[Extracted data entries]
###

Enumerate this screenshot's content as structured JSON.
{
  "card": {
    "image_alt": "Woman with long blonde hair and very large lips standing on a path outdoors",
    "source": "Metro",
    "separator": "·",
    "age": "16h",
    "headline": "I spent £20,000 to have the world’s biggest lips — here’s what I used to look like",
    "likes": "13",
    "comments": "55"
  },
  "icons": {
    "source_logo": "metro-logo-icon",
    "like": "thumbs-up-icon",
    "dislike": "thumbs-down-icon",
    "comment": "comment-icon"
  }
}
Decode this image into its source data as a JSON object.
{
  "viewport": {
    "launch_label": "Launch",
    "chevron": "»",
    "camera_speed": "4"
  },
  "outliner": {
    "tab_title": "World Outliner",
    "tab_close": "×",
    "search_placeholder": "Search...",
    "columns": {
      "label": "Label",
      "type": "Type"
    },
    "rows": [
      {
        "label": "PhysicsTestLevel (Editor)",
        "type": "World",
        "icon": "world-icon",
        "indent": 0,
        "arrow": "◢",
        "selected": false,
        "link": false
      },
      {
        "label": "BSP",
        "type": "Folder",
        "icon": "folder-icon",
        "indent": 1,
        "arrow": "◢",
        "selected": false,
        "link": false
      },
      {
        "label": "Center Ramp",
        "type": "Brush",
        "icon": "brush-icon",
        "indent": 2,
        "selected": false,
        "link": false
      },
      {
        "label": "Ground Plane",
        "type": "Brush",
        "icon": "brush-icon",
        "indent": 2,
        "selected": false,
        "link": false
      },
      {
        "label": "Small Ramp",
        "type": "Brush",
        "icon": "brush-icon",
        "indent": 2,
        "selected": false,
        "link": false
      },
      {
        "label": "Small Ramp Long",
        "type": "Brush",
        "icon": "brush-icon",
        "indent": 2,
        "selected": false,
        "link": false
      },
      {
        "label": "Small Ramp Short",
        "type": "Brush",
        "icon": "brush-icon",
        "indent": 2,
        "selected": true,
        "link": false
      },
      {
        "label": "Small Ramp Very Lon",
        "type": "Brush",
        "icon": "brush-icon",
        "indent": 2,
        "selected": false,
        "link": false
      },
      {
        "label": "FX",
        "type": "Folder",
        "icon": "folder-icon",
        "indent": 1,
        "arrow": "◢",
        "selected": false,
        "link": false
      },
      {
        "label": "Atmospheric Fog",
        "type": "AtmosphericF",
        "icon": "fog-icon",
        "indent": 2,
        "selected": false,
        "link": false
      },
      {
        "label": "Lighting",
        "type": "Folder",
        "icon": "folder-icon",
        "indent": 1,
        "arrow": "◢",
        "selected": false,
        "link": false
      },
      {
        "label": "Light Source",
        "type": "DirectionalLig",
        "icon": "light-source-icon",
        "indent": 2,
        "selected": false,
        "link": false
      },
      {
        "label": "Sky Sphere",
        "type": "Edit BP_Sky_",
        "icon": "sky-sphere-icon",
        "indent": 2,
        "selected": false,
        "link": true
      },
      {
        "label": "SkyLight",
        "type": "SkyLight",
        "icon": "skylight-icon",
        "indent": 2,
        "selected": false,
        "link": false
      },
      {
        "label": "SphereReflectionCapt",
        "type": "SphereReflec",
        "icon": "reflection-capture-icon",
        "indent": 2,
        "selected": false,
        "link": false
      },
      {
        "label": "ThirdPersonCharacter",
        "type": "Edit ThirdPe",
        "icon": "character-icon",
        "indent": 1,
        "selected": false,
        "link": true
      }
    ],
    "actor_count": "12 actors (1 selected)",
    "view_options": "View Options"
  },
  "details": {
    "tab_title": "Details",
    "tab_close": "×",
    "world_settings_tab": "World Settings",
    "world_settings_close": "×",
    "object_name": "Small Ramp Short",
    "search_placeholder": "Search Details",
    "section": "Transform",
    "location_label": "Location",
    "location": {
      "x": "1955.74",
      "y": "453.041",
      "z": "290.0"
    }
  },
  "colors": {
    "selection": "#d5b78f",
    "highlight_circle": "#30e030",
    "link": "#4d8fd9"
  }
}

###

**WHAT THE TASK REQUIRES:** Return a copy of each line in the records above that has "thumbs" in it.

**RESULT FOR THIS TASK:**
    "like": "thumbs-up-icon",
    "dislike": "thumbs-down-icon",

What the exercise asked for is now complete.